What you will do: Pull every line containing "JSON" from the entries.

Working data:
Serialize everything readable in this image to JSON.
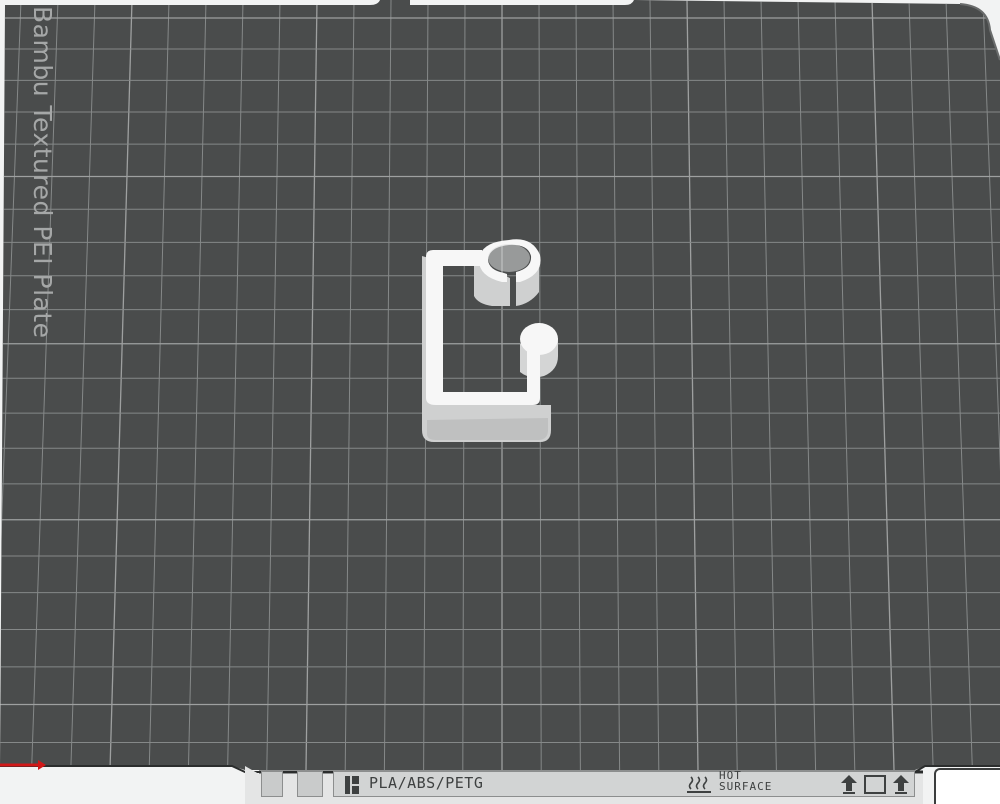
{
  "plate": {
    "name": "Bambu Textured PEI Plate",
    "material_label": "PLA/ABS/PETG",
    "hot_surface_label": "HOT\nSURFACE"
  },
  "colors": {
    "plate_surface": "#4a4c4c",
    "grid_line": "#8a8d8d",
    "grid_major": "#a0a2a2",
    "model": "#f5f5f5",
    "model_shadow": "#cfd0d0",
    "background": "#f2f3f3",
    "axis_x": "#d11818"
  },
  "icons": [
    "plate-type-icon",
    "heat-waves-icon",
    "lift-arrow-icon",
    "plate-outline-icon"
  ]
}
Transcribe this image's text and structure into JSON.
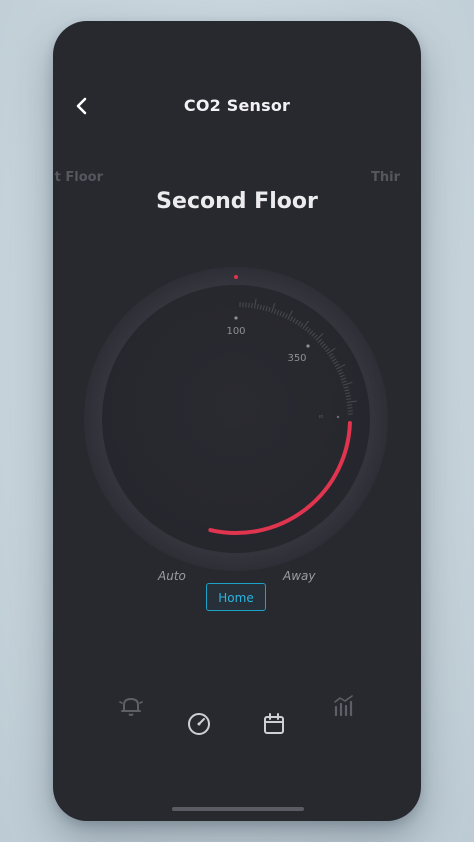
{
  "header": {
    "title": "CO2 Sensor"
  },
  "floors": {
    "previous": "t Floor",
    "current": "Second Floor",
    "next": "Thir"
  },
  "dial": {
    "scale_labels": {
      "label_100": "100",
      "label_350": "350",
      "label_small": "ιn"
    },
    "accent_color": "#e0344f",
    "track_color": "#33333b"
  },
  "modes": {
    "auto": "Auto",
    "home": "Home",
    "away": "Away",
    "selected": "Home"
  },
  "bottom_nav": {
    "items": [
      {
        "icon": "bell-icon",
        "active": false
      },
      {
        "icon": "gauge-icon",
        "active": true
      },
      {
        "icon": "calendar-icon",
        "active": true
      },
      {
        "icon": "bar-chart-icon",
        "active": false
      }
    ]
  },
  "colors": {
    "screen_bg": "#28282f",
    "home_mode_accent": "#28b6df"
  }
}
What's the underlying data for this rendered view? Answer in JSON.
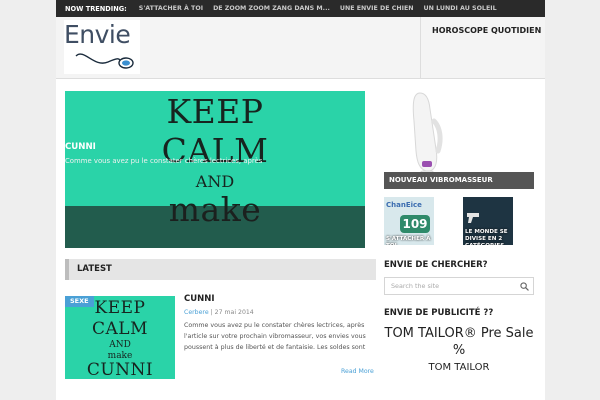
{
  "trending": {
    "label": "NOW TRENDING:",
    "items": [
      "S'ATTACHER À TOI",
      "DE ZOOM ZOOM ZANG DANS M...",
      "UNE ENVIE DE CHIEN",
      "UN LUNDI AU SOLEIL"
    ]
  },
  "header": {
    "logo_text": "Envie",
    "nav": [
      "HOROSCOPE QUOTIDIEN"
    ]
  },
  "featured": {
    "poster": [
      "KEEP",
      "CALM",
      "AND",
      "make"
    ],
    "title": "CUNNI",
    "excerpt": "Comme vous avez pu le constater chères lectrices, après"
  },
  "latest": {
    "label": "LATEST",
    "post": {
      "category": "SEXE",
      "poster": [
        "KEEP",
        "CALM",
        "AND",
        "make",
        "CUNNI"
      ],
      "title": "CUNNI",
      "author": "Cerbere",
      "date": "27 mai 2014",
      "excerpt": "Comme vous avez pu le constater chères lectrices, après l'article sur votre prochain vibromasseur, vos envies vous poussent à plus de liberté et de fantaisie. Les soldes sont",
      "read_more": "Read More"
    }
  },
  "sidebar": {
    "featured_label": "NOUVEAU VIBROMASSEUR",
    "thumb_a": {
      "caption": "S'ATTACHER À TOI",
      "badge": "109",
      "word": "ChanEice"
    },
    "thumb_b": {
      "caption": "LE MONDE SE DIVISE EN 2 CATÉGORIES"
    },
    "search_heading": "ENVIE DE CHERCHER?",
    "search_placeholder": "Search the site",
    "ad_heading": "ENVIE DE PUBLICITÉ ??",
    "ad_line1": "TOM TAILOR® Pre Sale %",
    "ad_line2": "TOM TAILOR"
  },
  "colors": {
    "accent": "#4aa0d6",
    "featured_bg": "#2ad3a8",
    "trending_bg": "#2a2a2a"
  }
}
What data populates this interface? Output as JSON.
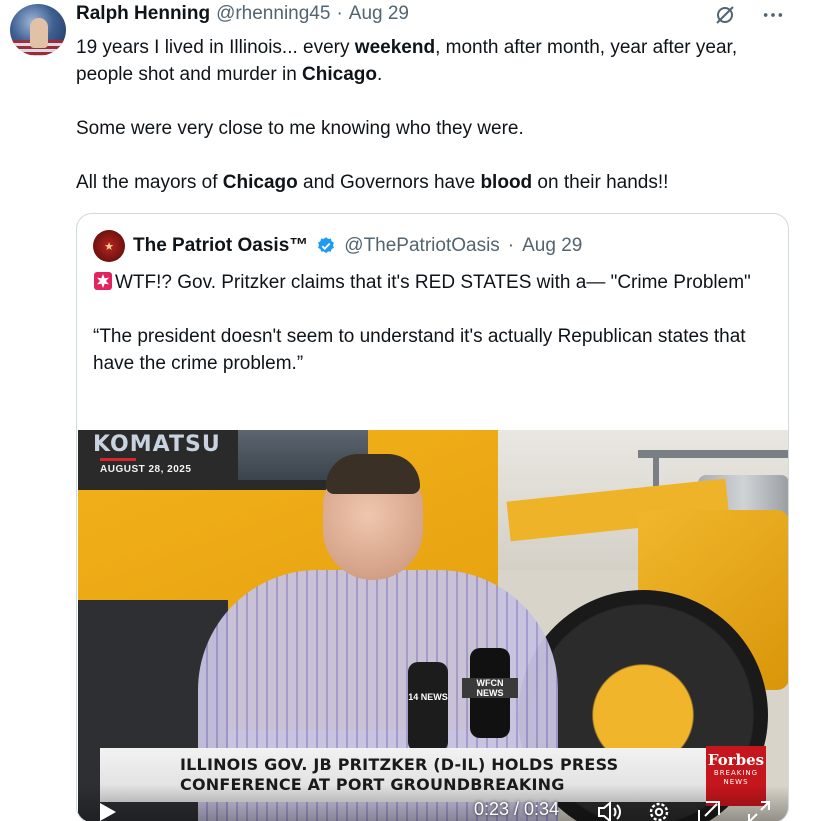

Completed exercise:
Serialize everything readable in this image to JSON.
Transcribe this image's text and structure into JSON.
What's the underlying data for this rendered view? Answer in JSON.
What data populates this interface? Output as JSON.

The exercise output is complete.